These projects solve problems for a wide variety of systems, architectures and users. Since a lot can go wrong, success requires having at least the best tech and the best technicians.

But if having the right tools and smiths were all that it took, then IT would fail at the same rates as other infrastructure projects and the solutions would be the same –smarter sourcing, and tighter scheduling and budgeting. Smarter workers would shrink timelines. Better tech would expand the scope. And project management could forecast accurately.

IT Projects may focus too much on IT, not the Project

As this joint Mckinsey-Oxford study notes, IT projects seem to decay, or at least diverge from forecast, over long time intervals:

“After comparing budgets, schedules, and predicted performance benefits with the actual costs and results, we found that these IT projects, in total, had a cost overrun of $66 billion, more than the GDP of Luxembourg.

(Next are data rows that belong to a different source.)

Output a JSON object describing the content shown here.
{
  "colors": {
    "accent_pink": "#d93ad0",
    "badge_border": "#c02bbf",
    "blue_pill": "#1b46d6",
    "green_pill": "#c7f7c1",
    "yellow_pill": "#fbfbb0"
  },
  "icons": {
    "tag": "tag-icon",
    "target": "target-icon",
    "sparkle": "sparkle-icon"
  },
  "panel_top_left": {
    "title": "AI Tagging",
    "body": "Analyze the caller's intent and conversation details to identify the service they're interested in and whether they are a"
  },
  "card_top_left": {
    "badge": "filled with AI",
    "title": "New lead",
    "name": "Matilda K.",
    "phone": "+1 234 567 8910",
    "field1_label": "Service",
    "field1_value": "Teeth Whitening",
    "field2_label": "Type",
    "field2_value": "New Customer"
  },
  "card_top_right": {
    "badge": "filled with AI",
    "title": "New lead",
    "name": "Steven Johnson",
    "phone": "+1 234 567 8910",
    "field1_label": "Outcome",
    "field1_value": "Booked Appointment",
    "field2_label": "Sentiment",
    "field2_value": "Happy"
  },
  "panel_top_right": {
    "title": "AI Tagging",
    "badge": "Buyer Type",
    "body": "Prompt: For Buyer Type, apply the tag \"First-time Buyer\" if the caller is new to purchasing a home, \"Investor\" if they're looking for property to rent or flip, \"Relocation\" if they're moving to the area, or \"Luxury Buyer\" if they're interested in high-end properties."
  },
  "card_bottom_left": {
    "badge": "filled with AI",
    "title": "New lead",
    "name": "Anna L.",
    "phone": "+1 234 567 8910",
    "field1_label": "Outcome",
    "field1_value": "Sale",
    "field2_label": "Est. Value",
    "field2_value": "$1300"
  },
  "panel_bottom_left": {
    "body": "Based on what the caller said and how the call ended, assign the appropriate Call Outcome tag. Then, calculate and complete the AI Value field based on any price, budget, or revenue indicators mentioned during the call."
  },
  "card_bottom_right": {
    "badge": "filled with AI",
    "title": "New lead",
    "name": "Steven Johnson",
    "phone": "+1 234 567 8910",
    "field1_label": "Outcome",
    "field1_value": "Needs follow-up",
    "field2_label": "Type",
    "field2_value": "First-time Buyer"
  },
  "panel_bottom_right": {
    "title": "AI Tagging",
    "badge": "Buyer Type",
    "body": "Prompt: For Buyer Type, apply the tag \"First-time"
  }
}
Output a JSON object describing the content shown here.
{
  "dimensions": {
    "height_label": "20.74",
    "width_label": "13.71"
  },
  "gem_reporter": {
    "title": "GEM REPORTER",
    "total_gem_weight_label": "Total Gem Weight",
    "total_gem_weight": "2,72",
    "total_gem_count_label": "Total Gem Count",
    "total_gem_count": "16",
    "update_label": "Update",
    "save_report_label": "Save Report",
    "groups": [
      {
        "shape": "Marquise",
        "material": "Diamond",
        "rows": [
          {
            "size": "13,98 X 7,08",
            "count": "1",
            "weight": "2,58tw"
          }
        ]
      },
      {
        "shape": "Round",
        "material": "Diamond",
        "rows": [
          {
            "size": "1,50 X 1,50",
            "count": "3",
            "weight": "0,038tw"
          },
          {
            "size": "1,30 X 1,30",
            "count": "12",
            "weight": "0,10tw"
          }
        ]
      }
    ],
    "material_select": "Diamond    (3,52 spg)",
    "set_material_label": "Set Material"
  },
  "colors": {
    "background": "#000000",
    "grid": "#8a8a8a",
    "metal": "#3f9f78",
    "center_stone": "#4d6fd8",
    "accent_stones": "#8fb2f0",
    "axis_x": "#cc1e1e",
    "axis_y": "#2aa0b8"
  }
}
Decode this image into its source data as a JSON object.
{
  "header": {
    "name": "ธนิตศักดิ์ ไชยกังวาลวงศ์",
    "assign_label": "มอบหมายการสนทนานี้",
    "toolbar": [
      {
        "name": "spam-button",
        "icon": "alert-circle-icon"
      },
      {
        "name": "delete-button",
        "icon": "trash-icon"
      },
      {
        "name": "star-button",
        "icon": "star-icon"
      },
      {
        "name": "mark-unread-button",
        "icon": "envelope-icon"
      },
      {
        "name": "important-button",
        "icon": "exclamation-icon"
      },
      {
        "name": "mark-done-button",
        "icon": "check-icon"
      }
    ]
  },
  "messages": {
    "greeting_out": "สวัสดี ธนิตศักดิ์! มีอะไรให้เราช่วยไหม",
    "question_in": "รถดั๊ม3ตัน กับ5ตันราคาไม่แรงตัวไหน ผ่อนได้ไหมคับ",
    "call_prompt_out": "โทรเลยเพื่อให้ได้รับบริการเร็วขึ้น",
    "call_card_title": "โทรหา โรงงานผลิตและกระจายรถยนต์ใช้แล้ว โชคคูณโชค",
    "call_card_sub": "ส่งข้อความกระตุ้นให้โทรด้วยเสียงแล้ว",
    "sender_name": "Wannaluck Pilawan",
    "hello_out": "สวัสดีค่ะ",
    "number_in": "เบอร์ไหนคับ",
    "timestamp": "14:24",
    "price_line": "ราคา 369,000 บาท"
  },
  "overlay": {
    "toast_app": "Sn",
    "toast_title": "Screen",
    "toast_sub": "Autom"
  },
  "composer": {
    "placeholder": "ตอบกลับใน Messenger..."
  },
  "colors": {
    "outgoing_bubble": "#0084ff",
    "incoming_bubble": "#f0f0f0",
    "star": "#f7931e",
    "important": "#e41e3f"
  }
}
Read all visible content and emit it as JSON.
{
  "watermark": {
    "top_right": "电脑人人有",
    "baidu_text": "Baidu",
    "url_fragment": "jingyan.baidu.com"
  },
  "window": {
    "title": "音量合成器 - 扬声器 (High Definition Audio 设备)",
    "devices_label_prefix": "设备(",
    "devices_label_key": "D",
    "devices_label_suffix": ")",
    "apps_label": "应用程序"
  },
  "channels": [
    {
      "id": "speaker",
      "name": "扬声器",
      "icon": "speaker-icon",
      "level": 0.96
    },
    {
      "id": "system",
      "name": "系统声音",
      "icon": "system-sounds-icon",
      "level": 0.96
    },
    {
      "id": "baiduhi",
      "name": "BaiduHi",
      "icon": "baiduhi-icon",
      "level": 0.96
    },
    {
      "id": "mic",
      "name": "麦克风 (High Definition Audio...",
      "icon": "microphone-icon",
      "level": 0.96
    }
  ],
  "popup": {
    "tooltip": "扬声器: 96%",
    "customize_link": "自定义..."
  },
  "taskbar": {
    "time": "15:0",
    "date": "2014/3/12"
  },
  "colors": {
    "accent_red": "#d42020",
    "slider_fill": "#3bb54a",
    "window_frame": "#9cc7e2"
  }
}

We also found that the longer a project is scheduled to last, the more likely it is that it will run over time and budget, with every additional year spent on the project increasing cost overruns by 15 percent.”

The study suggests that focusing too much on IT infrastructure “perfectionism” can often be a problem:

“One common pitfall occurs when teams focus disproportionately on technology issues and targets. A bank wanted…to overcome inconsistencies that occurred among its business-unit finance data…However, the project team focused purely on developing the IT-architecture solution for the data warehouse instead of addressing the end goal, which was to handle information inconsistencies. As a result, the project budget ballooned as the team pursued architectural “perfection.”

Automate the Failure Process

So long as you are working in a flexible IT environment like CloudShare, failure is a good thing. It means you learned what didn’t work with no cost to the user or your infrastructure. You can revert to a safe image, triage the bug and move on. If more of these failures reach development and testing sandboxes, fewer failures will reach end users.

This means infrastructure is never a bottleneck, and the project is not a “Railhead.” To learn more on how CloudShare can help you save your assets, read this blog post.